Mary Tudor was seventeen when Henry VIII erased her legitimate birth and sent her to live in the household of her infant sister Elizabeth, then his only daughter acknowledged as a princess.
Intelligent, Mary spoke Latin, French and Spanish fluently. She—also like her younger sister — loved to dance and inherited her father’s musical gifts. She likely did not burden Elizabeth with the shame of her mother’s death in these early years. Fond of children, desiring marriage and motherhood, Mary may have been one of Elizabeth’s earliest teachers. In 1536, Mary wrote to her father, ‘My sister Elizabeth is well, and such a child toward, as I doubt not your Highness shall have cause to rejoice of in time coming’ (Borman 2010, p. 49).
Blanche Parry was another woman part of Elizabeth’s early life—claiming she had rocked Elizabeth’s cradle. A woman proud of her Welsh blood, Parry never married, but served Elizabeth from infancy to long into her reign. Close to the queen and one of the four women who served Elizabeth in the royal bedchamber, Blanche may have been the reason Elizabeth gave permission to translate the Bible into Welsh in 1588 (Richardson 2007).
Catherine Champernowne, better known as Kat Ashley, was another of these women who were with Elizabeth from her childhood. Kat, as Elizabeth called her, was Elizabeth’s governess and first teacher.

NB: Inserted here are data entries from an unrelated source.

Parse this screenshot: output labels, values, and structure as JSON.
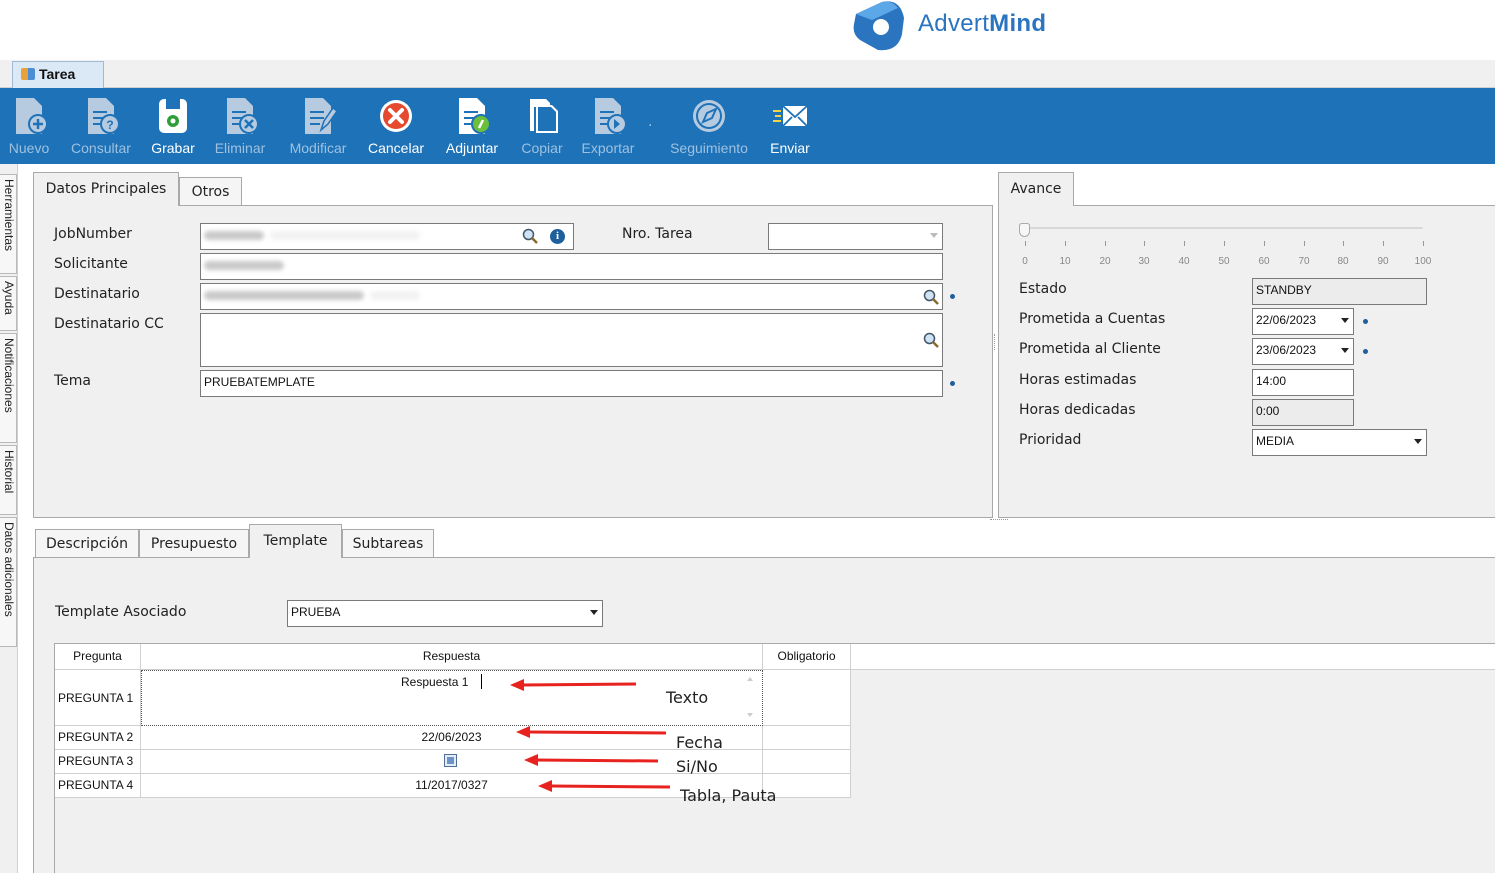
{
  "brand": {
    "name_light": "Advert",
    "name_bold": "Mind",
    "color": "#2b74c0"
  },
  "window": {
    "tab_title": "Tarea"
  },
  "toolbar": {
    "bg_color": "#1e72b8",
    "buttons": [
      {
        "label": "Nuevo",
        "icon": "new-document-icon",
        "enabled": false
      },
      {
        "label": "Consultar",
        "icon": "query-document-icon",
        "enabled": false
      },
      {
        "label": "Grabar",
        "icon": "save-icon",
        "enabled": true
      },
      {
        "label": "Eliminar",
        "icon": "delete-document-icon",
        "enabled": false
      },
      {
        "label": "Modificar",
        "icon": "edit-document-icon",
        "enabled": false
      },
      {
        "label": "Cancelar",
        "icon": "cancel-icon",
        "enabled": true
      },
      {
        "label": "Adjuntar",
        "icon": "attach-icon",
        "enabled": true
      },
      {
        "label": "Copiar",
        "icon": "copy-icon",
        "enabled": false
      },
      {
        "label": "Exportar",
        "icon": "export-icon",
        "enabled": false
      },
      {
        "label": "Seguimiento",
        "icon": "tracking-icon",
        "enabled": false
      },
      {
        "label": "Enviar",
        "icon": "send-mail-icon",
        "enabled": true
      }
    ]
  },
  "side_tabs": [
    "Herramientas",
    "Ayuda",
    "Notificaciones",
    "Historial",
    "Datos adicionales"
  ],
  "main_tabs": [
    {
      "label": "Datos Principales",
      "active": true
    },
    {
      "label": "Otros",
      "active": false
    }
  ],
  "form": {
    "jobnumber_label": "JobNumber",
    "nro_tarea_label": "Nro. Tarea",
    "solicitante_label": "Solicitante",
    "destinatario_label": "Destinatario",
    "destinatario_cc_label": "Destinatario CC",
    "tema_label": "Tema",
    "tema_value": "PRUEBATEMPLATE"
  },
  "avance": {
    "tab_label": "Avance",
    "slider_value": 0,
    "scale": [
      "0",
      "10",
      "20",
      "30",
      "40",
      "50",
      "60",
      "70",
      "80",
      "90",
      "100"
    ],
    "estado_label": "Estado",
    "estado_value": "STANDBY",
    "prometida_cuentas_label": "Prometida a Cuentas",
    "prometida_cuentas_value": "22/06/2023",
    "prometida_cliente_label": "Prometida al Cliente",
    "prometida_cliente_value": "23/06/2023",
    "horas_estimadas_label": "Horas estimadas",
    "horas_estimadas_value": "14:00",
    "horas_dedicadas_label": "Horas dedicadas",
    "horas_dedicadas_value": "0:00",
    "prioridad_label": "Prioridad",
    "prioridad_value": "MEDIA"
  },
  "lower_tabs": [
    {
      "label": "Descripción",
      "active": false
    },
    {
      "label": "Presupuesto",
      "active": false
    },
    {
      "label": "Template",
      "active": true
    },
    {
      "label": "Subtareas",
      "active": false
    }
  ],
  "template": {
    "label": "Template Asociado",
    "value": "PRUEBA",
    "columns": [
      "Pregunta",
      "Respuesta",
      "Obligatorio"
    ],
    "rows": [
      {
        "pregunta": "PREGUNTA 1",
        "respuesta": "Respuesta 1",
        "type": "text"
      },
      {
        "pregunta": "PREGUNTA 2",
        "respuesta": "22/06/2023",
        "type": "date"
      },
      {
        "pregunta": "PREGUNTA 3",
        "respuesta": "",
        "type": "checkbox"
      },
      {
        "pregunta": "PREGUNTA 4",
        "respuesta": "11/2017/0327",
        "type": "table"
      }
    ]
  },
  "annotations": {
    "arrow_color": "#e8231f",
    "items": [
      "Texto",
      "Fecha",
      "Si/No",
      "Tabla, Pauta"
    ]
  }
}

Thomas Seymour‘s grooming of her teenage charge and his subsequent execution led to Kat’s imprisonment in the Tower for a time, but she was still the woman closest to being Elizabeth’s mother figure.